■ Exercise instructions ■
Every entry, from the first line to the last, should be output exactly.

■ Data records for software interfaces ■
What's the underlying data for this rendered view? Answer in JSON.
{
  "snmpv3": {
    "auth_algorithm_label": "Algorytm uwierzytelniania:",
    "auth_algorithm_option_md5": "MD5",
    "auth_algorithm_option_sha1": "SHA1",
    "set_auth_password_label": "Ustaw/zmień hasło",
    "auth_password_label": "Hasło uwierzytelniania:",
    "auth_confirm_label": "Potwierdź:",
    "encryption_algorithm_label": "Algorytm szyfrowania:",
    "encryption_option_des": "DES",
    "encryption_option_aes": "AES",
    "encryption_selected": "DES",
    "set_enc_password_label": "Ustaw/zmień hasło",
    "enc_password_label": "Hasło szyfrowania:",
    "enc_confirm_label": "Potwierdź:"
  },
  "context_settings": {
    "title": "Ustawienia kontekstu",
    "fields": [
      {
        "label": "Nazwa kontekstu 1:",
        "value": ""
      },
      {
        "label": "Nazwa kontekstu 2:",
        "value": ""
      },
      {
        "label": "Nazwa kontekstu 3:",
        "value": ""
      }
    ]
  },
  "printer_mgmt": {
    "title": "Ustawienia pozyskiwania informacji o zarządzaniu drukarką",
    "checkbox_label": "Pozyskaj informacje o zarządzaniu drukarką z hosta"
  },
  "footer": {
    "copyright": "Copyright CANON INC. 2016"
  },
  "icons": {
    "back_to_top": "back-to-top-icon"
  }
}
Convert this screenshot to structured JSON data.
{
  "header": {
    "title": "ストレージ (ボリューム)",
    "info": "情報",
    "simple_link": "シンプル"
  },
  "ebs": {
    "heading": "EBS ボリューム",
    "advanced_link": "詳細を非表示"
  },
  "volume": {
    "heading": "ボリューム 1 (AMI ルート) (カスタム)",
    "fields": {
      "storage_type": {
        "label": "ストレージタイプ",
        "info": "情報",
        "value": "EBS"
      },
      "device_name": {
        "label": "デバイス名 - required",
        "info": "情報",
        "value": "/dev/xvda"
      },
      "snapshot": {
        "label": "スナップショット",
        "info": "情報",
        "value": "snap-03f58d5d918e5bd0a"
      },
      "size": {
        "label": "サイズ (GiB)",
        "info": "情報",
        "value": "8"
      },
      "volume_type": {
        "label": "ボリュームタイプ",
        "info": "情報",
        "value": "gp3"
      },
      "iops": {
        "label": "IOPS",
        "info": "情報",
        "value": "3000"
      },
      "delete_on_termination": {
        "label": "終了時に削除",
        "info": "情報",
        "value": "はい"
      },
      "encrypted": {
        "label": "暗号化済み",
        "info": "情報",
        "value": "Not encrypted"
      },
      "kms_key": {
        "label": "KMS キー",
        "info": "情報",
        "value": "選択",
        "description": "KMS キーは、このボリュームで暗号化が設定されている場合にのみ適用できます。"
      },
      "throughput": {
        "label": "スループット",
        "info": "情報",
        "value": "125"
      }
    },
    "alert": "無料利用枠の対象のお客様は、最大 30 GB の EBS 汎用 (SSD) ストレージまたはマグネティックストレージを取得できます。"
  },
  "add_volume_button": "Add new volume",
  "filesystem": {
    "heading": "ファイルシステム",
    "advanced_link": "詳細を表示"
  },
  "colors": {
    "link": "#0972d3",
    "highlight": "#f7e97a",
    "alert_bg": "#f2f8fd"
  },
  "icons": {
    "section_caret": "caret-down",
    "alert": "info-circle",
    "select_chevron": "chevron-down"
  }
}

■ Response box ■
What's the underlying data for this rendered view? Answer in JSON.
{
  "snmpv3": {
    "auth_algorithm_label": "Algorytm uwierzytelniania:",
    "auth_algorithm_option_md5": "MD5",
    "auth_algorithm_option_sha1": "SHA1",
    "set_auth_password_label": "Ustaw/zmień hasło",
    "auth_password_label": "Hasło uwierzytelniania:",
    "auth_confirm_label": "Potwierdź:",
    "encryption_algorithm_label": "Algorytm szyfrowania:",
    "encryption_option_des": "DES",
    "encryption_option_aes": "AES",
    "encryption_selected": "DES",
    "set_enc_password_label": "Ustaw/zmień hasło",
    "enc_password_label": "Hasło szyfrowania:",
    "enc_confirm_label": "Potwierdź:"
  },
  "context_settings": {
    "title": "Ustawienia kontekstu",
    "fields": [
      {
        "label": "Nazwa kontekstu 1:",
        "value": ""
      },
      {
        "label": "Nazwa kontekstu 2:",
        "value": ""
      },
      {
        "label": "Nazwa kontekstu 3:",
        "value": ""
      }
    ]
  },
  "printer_mgmt": {
    "title": "Ustawienia pozyskiwania informacji o zarządzaniu drukarką",
    "checkbox_label": "Pozyskaj informacje o zarządzaniu drukarką z hosta"
  },
  "footer": {
    "copyright": "Copyright CANON INC. 2016"
  },
  "icons": {
    "back_to_top": "back-to-top-icon"
  }
}
Convert this screenshot to structured JSON data.
{
  "header": {
    "title": "ストレージ (ボリューム)",
    "info": "情報",
    "simple_link": "シンプル"
  },
  "ebs": {
    "heading": "EBS ボリューム",
    "advanced_link": "詳細を非表示"
  },
  "volume": {
    "heading": "ボリューム 1 (AMI ルート) (カスタム)",
    "fields": {
      "storage_type": {
        "label": "ストレージタイプ",
        "info": "情報",
        "value": "EBS"
      },
      "device_name": {
        "label": "デバイス名 - required",
        "info": "情報",
        "value": "/dev/xvda"
      },
      "snapshot": {
        "label": "スナップショット",
        "info": "情報",
        "value": "snap-03f58d5d918e5bd0a"
      },
      "size": {
        "label": "サイズ (GiB)",
        "info": "情報",
        "value": "8"
      },
      "volume_type": {
        "label": "ボリュームタイプ",
        "info": "情報",
        "value": "gp3"
      },
      "iops": {
        "label": "IOPS",
        "info": "情報",
        "value": "3000"
      },
      "delete_on_termination": {
        "label": "終了時に削除",
        "info": "情報",
        "value": "はい"
      },
      "encrypted": {
        "label": "暗号化済み",
        "info": "情報",
        "value": "Not encrypted"
      },
      "kms_key": {
        "label": "KMS キー",
        "info": "情報",
        "value": "選択",
        "description": "KMS キーは、このボリュームで暗号化が設定されている場合にのみ適用できます。"
      },
      "throughput": {
        "label": "スループット",
        "info": "情報",
        "value": "125"
      }
    },
    "alert": "無料利用枠の対象のお客様は、最大 30 GB の EBS 汎用 (SSD) ストレージまたはマグネティックストレージを取得できます。"
  },
  "add_volume_button": "Add new volume",
  "filesystem": {
    "heading": "ファイルシステム",
    "advanced_link": "詳細を表示"
  },
  "colors": {
    "link": "#0972d3",
    "highlight": "#f7e97a",
    "alert_bg": "#f2f8fd"
  },
  "icons": {
    "section_caret": "caret-down",
    "alert": "info-circle",
    "select_chevron": "chevron-down"
  }
}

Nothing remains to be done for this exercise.